Antonin considers successive reclaimings of Dessalines, in 1843, in 1904, under the dictatorship, and then again after 2000. Jean Alix Réné notes that, in the 2020s, we are living in a new moment of the reappropriation of Dessalines. These reclaimings have sometimes obscured who Dessalines himself was—leading Antonin to want to offer a complex portrait of “this figure who is unknown in so many respects,” “this victorious Spartacus.”
Another fascinating aspect of the film is its looking beyond the famous Citadelle of Christophe to the system of fortifications created earlier by Dessalines. Aerial photography, in combination with new research discussed by Daniel Elie and by Madsen Gachette from Marchand Dessalines, help viewers discover the extensive system of forts established across the country by Dessalines—which the Citadelle itself (whose conception was later expanded) was originally a part of. Drawing on contributions from Professor Bayyinah Bello, Antonin does not neglect Dessalines’s wife Marie Claire Heureuse nor Tante Toya, the woman who raised and protected him as a youth. Antonin has the actress playing Claire Heureuse read a speech from Fénélon, to denounce the hypocrisy and lack of morality of those eager for power (who are not, as Antonin told me, absent from our world today).
Like all of Antonin’s films, Jean-Jacques Dessalines, le vainqueur de Napoléon Bonaparte examines history as part of thinking about contemporary Haiti. “If Dessalines had not died, what would Haiti be like today?” the director asks Jean Alix René. Antonin also interviews Jean André Victor of MOPOD (the Patriotic and Popular Dessalinian Movement), and he shows images of contemporary mache pou lavi demonstrators with Dessalines’ bust juxtaposed over them. As part of trying to understand the origins of contemporary conflicts in Haitian society, Antonin also considers why Dessalines’ former friends and comrades betrayed him. He considers whether this might have been part of a “crisis of orientation” in a postcolonial society searching for its future path. Ultimately, the director and his interviewees explain, Dessalines successfully coordinated the staggering effort to defeat the French—but he was not able to manage the multiple fractures that remained in Haitian society after 1804.

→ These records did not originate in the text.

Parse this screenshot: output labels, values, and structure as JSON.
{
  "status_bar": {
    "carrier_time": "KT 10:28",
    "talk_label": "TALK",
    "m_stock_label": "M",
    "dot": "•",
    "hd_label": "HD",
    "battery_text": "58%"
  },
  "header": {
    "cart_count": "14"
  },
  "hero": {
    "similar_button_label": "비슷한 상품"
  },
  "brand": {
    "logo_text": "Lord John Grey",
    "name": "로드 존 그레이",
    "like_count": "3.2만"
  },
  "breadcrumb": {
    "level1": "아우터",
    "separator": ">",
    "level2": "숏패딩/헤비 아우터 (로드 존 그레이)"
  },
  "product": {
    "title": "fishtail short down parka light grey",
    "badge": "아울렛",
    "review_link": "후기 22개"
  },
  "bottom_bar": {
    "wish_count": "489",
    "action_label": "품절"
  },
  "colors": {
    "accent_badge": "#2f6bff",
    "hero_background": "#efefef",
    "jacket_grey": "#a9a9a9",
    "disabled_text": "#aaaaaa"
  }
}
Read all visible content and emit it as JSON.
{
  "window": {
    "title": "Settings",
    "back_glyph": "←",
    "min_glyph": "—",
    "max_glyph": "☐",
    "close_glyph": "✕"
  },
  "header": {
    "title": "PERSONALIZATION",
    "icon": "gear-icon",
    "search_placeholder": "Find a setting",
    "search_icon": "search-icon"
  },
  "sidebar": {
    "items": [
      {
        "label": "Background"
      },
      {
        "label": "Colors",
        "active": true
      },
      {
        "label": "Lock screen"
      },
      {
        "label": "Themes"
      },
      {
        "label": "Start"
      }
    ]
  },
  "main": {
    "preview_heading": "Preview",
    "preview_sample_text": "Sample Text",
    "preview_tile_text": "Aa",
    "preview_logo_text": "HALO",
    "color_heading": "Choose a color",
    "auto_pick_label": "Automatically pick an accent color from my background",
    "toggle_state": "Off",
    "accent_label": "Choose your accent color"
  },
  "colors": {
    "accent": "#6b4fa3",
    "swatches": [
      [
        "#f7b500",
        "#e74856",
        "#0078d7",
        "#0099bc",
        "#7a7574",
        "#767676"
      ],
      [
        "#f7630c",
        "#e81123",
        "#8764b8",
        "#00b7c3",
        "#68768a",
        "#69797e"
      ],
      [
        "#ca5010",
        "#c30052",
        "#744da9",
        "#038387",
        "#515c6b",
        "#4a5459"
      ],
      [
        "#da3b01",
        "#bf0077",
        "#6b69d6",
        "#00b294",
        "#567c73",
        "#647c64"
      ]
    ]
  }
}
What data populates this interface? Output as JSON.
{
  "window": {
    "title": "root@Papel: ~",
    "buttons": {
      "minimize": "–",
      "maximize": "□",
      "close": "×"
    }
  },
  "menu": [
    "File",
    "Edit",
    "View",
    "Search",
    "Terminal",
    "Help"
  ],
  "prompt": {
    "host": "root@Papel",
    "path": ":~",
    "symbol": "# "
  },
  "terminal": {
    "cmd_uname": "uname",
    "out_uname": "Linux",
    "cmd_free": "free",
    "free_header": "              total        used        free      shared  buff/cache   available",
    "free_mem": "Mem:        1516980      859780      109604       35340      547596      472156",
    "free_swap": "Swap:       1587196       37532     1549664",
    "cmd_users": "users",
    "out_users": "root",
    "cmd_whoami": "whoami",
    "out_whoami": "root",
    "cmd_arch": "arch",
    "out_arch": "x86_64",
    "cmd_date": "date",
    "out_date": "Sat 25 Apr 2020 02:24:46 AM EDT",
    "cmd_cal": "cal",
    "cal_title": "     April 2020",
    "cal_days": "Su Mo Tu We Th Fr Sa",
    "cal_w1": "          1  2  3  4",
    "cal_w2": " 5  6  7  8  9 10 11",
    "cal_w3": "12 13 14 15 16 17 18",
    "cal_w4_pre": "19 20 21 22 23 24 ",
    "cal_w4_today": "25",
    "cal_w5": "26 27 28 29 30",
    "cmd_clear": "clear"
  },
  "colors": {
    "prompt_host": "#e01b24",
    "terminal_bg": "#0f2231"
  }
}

Overall, Antonin’s film is a must-see for anyone interested in Haitian cinema or in the founding of the Haitian nation. While I hope that it will not be the last film on Dessalines, it is the historic first, after numerous failed efforts to make Dessalines films in the US and elsewhere. I learned a great deal from the nuance and detail that the scholars in the film give—as well as from being able to see, concretely and spectacularly, the fortification system that Dessalines began to build across the country before his assassination.
Antonin is correct to note that “the children of Haiti owe Dessalines eternal gratitude,” as do many peoples around the world. Indeed, as the film makes clear, in declaring independence from the French long before colonized peoples elsewhere, Dessalines established the principle—urgently necessary today—that every nation, no matter how small, should be free and able to determine its own future.

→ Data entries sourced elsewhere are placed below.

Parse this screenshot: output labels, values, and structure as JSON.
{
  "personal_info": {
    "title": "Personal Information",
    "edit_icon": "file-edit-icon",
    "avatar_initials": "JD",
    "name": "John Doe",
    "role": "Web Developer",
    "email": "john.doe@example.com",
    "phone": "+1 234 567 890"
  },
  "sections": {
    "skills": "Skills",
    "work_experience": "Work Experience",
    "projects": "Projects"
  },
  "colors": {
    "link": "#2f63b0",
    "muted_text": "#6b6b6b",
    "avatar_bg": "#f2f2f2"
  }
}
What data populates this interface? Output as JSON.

*Dr. Alyssa Goldstein Sepinwall is Professor of History at California State University—San Marcos and author of numerous works including The Abbé Grégoire and the French Revolution: The Making of Modern Universalism, Haitian History: New Perspectives and Slave Revolt on Screen: The Haitian Revolution in Film and Video Games (2021).